Exercise objective =
Out of the entries that follow, copy each line containing "pages".
========================================================================
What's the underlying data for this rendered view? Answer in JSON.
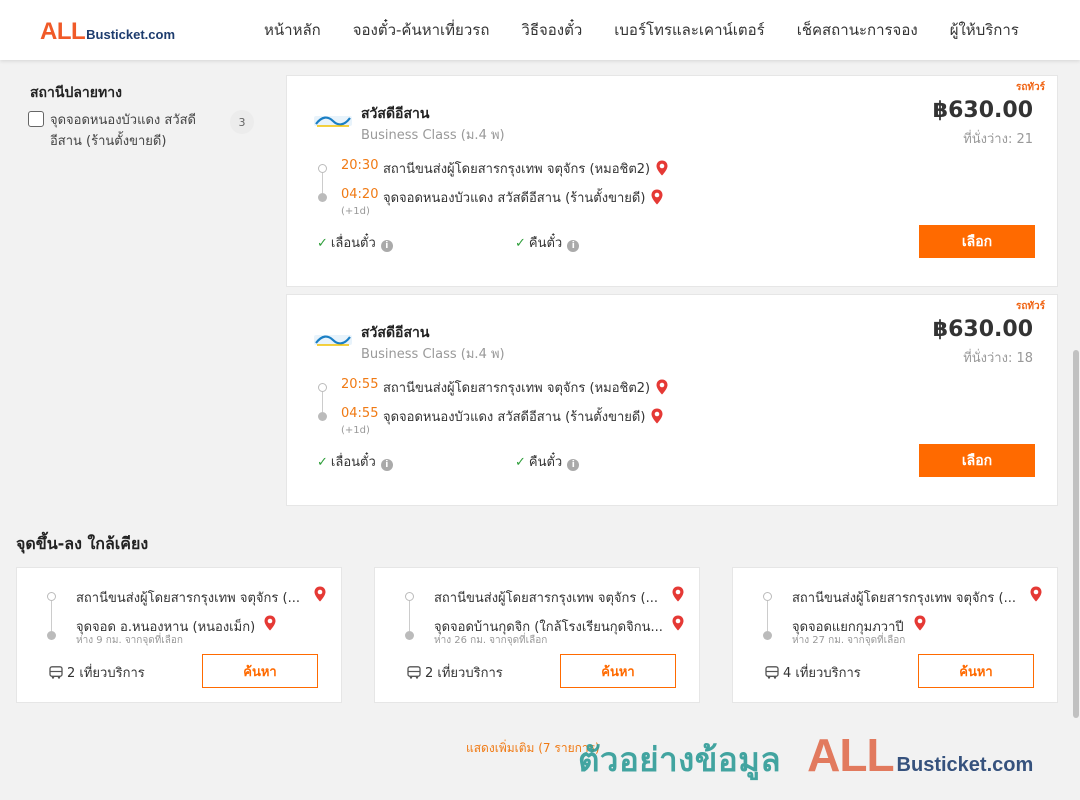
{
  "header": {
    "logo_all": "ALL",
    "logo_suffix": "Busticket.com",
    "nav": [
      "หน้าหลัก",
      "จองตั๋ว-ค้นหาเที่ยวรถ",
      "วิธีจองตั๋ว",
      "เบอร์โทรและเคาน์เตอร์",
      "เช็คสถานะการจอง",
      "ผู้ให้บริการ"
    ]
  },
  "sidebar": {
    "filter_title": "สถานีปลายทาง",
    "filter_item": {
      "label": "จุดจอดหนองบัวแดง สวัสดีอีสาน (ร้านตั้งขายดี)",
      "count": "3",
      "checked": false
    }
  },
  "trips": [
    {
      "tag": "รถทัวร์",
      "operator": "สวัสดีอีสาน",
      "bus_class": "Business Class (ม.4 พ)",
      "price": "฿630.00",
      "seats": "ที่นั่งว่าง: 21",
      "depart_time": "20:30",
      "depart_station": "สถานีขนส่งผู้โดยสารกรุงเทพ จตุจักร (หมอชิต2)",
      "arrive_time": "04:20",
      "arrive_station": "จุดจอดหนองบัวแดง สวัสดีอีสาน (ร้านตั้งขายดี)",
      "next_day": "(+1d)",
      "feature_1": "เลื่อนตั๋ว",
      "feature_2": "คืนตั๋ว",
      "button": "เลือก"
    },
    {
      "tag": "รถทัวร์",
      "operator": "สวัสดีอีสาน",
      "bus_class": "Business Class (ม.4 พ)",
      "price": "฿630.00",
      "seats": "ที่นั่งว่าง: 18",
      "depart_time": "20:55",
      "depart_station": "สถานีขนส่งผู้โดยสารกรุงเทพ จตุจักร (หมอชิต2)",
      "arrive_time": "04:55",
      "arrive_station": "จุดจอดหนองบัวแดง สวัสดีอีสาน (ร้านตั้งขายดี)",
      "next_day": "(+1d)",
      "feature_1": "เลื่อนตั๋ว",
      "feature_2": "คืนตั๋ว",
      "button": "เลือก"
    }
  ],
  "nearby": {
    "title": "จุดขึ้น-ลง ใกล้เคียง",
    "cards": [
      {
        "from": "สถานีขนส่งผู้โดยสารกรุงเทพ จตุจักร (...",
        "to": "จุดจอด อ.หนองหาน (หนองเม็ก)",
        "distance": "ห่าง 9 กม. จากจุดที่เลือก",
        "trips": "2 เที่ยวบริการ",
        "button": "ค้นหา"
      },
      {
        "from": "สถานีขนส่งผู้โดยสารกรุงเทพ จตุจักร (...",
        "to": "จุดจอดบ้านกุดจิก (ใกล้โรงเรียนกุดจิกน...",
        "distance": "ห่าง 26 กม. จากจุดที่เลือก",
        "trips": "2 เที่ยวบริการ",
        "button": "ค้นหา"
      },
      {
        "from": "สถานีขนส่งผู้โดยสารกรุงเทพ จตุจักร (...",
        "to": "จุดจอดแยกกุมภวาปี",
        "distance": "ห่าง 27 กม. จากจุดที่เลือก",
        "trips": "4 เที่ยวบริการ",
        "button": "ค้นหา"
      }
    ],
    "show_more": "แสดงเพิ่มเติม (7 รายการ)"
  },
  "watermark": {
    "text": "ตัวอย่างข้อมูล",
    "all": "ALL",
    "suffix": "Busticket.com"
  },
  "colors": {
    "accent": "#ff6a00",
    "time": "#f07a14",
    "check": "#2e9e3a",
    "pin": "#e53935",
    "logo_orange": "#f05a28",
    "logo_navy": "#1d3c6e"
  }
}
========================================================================
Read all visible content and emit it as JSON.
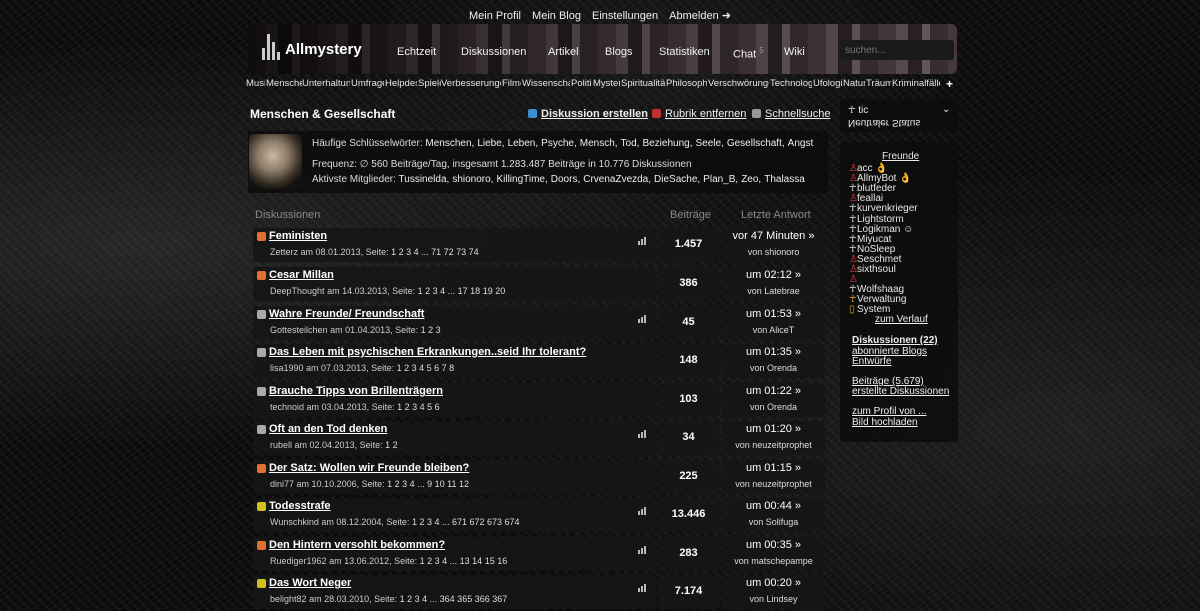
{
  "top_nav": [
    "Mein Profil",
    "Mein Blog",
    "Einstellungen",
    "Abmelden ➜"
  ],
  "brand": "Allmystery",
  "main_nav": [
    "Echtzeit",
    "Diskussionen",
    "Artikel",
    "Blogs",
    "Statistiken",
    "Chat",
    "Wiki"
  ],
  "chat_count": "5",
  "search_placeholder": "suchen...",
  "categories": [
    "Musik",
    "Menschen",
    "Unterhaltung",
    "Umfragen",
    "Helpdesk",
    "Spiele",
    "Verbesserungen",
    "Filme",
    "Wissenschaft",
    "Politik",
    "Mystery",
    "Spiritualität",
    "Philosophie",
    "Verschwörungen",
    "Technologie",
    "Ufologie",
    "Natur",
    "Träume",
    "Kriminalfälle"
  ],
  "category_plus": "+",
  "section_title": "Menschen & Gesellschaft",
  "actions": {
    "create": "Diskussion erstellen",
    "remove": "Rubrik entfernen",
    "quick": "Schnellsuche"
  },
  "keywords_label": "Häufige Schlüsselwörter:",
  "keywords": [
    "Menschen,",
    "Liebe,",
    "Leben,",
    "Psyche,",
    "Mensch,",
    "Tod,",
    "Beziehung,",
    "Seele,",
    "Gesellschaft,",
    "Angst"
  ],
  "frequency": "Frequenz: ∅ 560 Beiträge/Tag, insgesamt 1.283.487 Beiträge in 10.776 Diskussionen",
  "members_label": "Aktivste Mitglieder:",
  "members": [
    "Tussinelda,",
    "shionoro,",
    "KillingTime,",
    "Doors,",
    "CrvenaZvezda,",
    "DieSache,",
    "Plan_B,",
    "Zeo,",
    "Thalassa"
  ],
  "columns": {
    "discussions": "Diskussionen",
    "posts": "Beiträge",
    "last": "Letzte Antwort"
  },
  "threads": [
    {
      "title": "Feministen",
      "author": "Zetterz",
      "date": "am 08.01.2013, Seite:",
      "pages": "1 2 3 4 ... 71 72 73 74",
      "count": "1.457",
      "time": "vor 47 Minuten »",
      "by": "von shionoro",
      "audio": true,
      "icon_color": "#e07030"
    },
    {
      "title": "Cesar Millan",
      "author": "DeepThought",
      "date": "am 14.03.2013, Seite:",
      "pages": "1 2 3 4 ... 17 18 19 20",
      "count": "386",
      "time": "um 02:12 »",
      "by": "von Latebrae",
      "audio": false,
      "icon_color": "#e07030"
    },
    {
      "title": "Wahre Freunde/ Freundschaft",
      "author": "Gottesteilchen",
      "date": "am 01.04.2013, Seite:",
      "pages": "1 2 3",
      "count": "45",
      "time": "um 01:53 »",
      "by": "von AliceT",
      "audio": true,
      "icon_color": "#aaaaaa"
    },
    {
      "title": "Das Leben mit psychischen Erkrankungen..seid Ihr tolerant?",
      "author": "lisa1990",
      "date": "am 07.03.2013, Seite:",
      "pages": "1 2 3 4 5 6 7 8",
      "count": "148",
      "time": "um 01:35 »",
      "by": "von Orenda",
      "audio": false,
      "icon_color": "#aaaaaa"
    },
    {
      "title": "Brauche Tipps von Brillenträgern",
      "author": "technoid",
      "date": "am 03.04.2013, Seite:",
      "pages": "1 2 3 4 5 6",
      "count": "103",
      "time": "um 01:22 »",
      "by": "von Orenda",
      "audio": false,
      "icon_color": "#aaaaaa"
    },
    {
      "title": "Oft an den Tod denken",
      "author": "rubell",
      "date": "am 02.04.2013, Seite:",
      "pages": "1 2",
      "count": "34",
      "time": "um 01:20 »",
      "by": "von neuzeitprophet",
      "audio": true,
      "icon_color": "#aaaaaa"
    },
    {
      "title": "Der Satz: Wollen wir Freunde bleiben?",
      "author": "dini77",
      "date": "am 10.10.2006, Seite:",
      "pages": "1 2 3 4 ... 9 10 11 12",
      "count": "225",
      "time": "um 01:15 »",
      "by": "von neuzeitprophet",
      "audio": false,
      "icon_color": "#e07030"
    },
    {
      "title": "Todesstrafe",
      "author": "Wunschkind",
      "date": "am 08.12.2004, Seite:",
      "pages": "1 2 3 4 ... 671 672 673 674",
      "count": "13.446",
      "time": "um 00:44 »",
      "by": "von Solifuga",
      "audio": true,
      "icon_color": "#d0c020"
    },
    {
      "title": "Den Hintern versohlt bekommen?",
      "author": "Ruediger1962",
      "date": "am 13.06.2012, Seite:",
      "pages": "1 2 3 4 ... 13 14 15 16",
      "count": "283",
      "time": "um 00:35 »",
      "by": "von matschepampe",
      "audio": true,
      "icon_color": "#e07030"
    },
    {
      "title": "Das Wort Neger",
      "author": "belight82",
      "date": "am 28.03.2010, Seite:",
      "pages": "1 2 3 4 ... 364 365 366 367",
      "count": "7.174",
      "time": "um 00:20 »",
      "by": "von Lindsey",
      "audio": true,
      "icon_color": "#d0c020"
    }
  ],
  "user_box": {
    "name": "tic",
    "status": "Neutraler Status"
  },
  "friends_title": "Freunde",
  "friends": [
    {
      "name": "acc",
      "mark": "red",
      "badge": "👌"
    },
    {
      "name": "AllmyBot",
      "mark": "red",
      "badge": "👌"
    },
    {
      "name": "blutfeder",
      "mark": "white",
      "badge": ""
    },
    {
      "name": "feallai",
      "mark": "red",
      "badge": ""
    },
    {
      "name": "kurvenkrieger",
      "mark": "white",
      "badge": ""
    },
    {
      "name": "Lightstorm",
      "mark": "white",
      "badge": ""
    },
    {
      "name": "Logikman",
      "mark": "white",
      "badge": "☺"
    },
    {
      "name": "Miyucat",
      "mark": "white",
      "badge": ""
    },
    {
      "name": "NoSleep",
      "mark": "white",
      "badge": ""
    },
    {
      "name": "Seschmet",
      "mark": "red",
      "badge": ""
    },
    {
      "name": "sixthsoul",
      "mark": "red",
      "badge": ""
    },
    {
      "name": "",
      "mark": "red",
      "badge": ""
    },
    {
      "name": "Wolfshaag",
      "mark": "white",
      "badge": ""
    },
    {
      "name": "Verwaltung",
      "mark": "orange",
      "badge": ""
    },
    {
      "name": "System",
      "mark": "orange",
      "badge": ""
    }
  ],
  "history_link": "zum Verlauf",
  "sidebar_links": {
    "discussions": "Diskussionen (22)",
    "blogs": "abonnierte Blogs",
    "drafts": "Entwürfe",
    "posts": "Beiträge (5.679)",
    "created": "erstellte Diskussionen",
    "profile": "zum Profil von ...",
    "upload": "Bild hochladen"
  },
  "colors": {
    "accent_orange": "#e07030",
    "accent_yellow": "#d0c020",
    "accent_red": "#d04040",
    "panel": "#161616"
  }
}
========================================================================
Your response =
      "pages": "1 2 3 4 ... 71 72 73 74",
      "pages": "1 2 3 4 ... 17 18 19 20",
      "pages": "1 2 3",
      "pages": "1 2 3 4 5 6 7 8",
      "pages": "1 2 3 4 5 6",
      "pages": "1 2",
      "pages": "1 2 3 4 ... 9 10 11 12",
      "pages": "1 2 3 4 ... 671 672 673 674",
      "pages": "1 2 3 4 ... 13 14 15 16",
      "pages": "1 2 3 4 ... 364 365 366 367",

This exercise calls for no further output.